The National Summit on Transportation Operations
For the past two years, the U.S. transportation community has engaged in an intensive
dialogue about "transportation operations."* The dialogue culminated
in a "National Summit on Transportation Operations," held on October
16-18 in Columbia, Maryland and attended by more than 200 invited transportation
professionals.
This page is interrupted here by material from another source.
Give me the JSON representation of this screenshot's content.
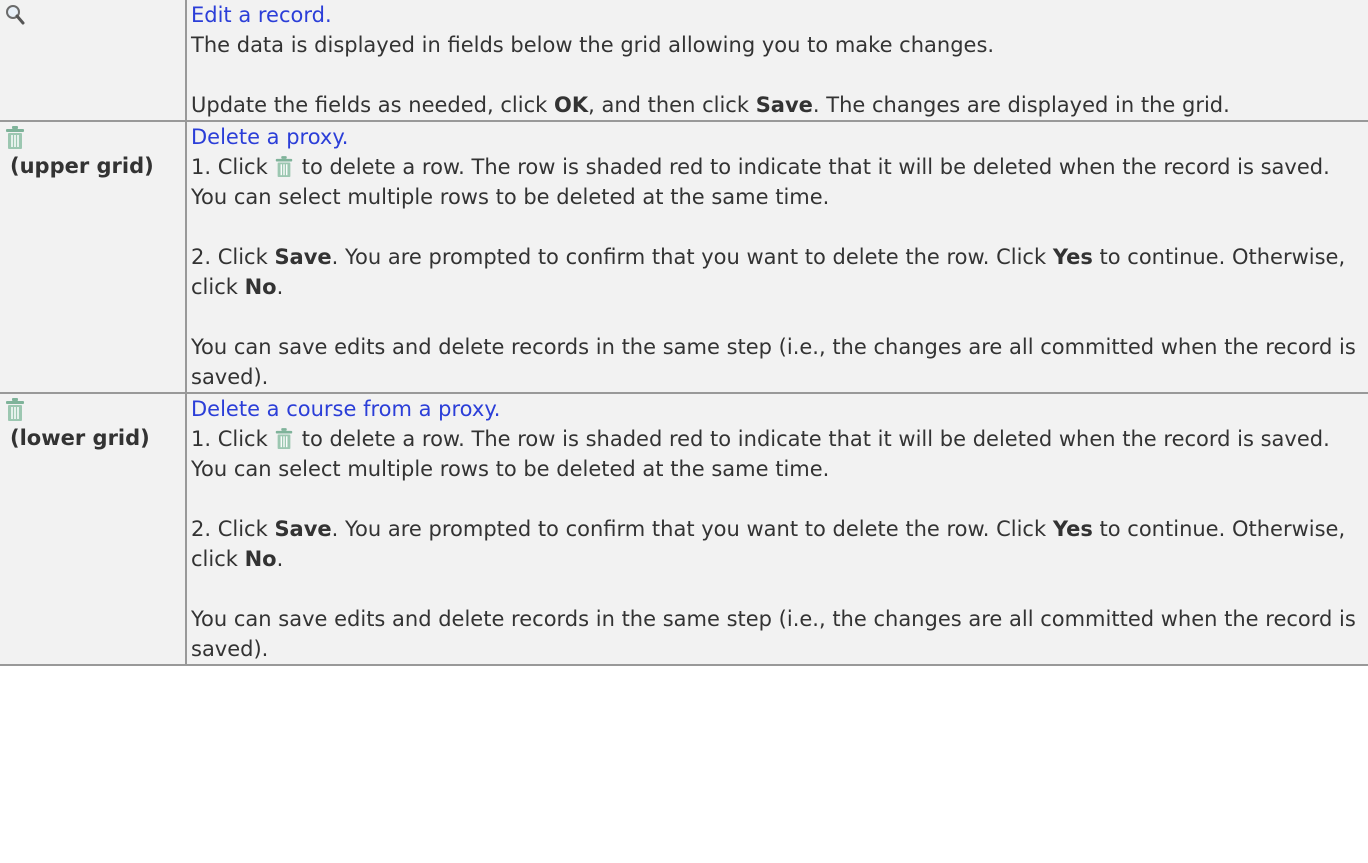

Continuing our coverage of this initiative, we offer below a report
of the meeting.
A Transportation Agenda for the 21st Century
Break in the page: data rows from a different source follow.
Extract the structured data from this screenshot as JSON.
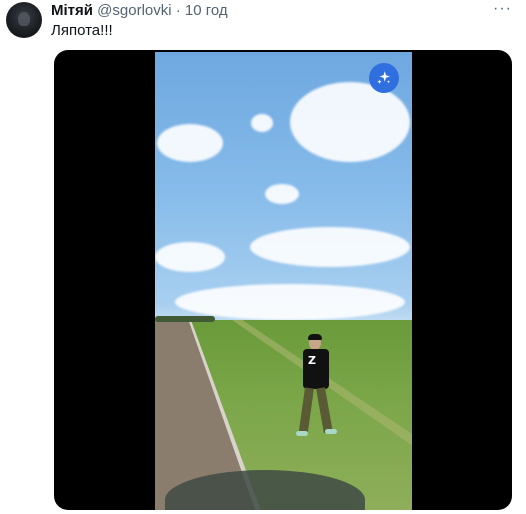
{
  "tweet": {
    "author_name": "Мітяй",
    "author_handle": "@sgorlovki",
    "separator": "·",
    "time": "10 год",
    "text": "Ляпота!!!",
    "more_label": "···"
  },
  "media": {
    "type": "video",
    "ai_icon": "sparkle-icon",
    "accent_color": "#2f6fe0"
  }
}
The New Politics of Mobility Continuing our series "A Transportation Agenda for the 21st Century,"
we offer below a commentary by Robert D. Atkinson, Vice President of the Progressive
Policy Institute, the think tank of the Democratic Leadership Council whose past
chairmen include former President Clinton and House Minority Leader Richard Gephart
(D-MO). Mr. Atkinson's views have struck us as providing an excellent foundation
for a bipartisan consensus on a transportation policy agenda for the 21st century.
The Prospects for Intercity Passenger Rail in the Aftermath
of September 11
The events of the 11th of September have heightened the interest in intercity
train service as an alternative to flying. Rail advocates contend that the increased
use of Amtrak in the wake of the terrorist attacks has underscored the need for
a national system of high-speed passenger rail services. Amtrak was quick to exploit
these sentiments. It asked for an emergency cash infusion of $3.2 billion as part
of the federal relief package, even though, as critics point out, it suffered
no loss of passengers or revenue as a result of the terrorist attacks. But even
if Amtrak is successful in obtaining emergency help, its problems are by no means
The Hybrid Car
Hybrid cars offer a relatively painless way to conserve fuel without changing
Americans' driving habits. They are lauded by environmentalists for their fuel
economy, praised by their owners for spunky performance and promoted by the Bush
administration as an alternative to modifying the current corporate average fuel
efficiency (CAFE) standards. Ever since Honda and Toyota launched their hybrid
car entries in America last year, interest in them has soared. Then why are U.S.
automakers so slow in bringing the hybrids to the market?
Can Mobility Be Made "Sustainable"? An initiative to develop a vision of "sustainable mobility" that
will meet the needs of society by the year 2030 has been launched by the World
Business Council for Sustainable Mobility (WBCSD). The council, whose members
read like a Who's Who in world automotive industry, has been conducting a series
of "stakeholder meetings" to obtain different regional perspectives
on the challenges to sustainable mobility.* Concurrently, the Council commissioned
the Massachusetts Institute of Technology, with participation by Charles River
Associates (CRA), to prepare a report assessing the current state of mobility
and identifying the research needed to develop the Mobility 2030 vision. The report
, which was released on October 11, is available at www.wbcsdmobility.org. The
Sustainable Mobility Project now moves into its next phase - developing an action-oriented
agenda. We offer below two perspectives on transport sustainability. The first
is by George Eads, CRA Vice President and Director of the "Mobility 2001"
project. The second is by Melvin M. Webber, distinguished scholar, Professor Emeritus
of Planning at the University of California, Berkely, founding Director of UC
Transportation Center and editor of its ACCESS Magazine.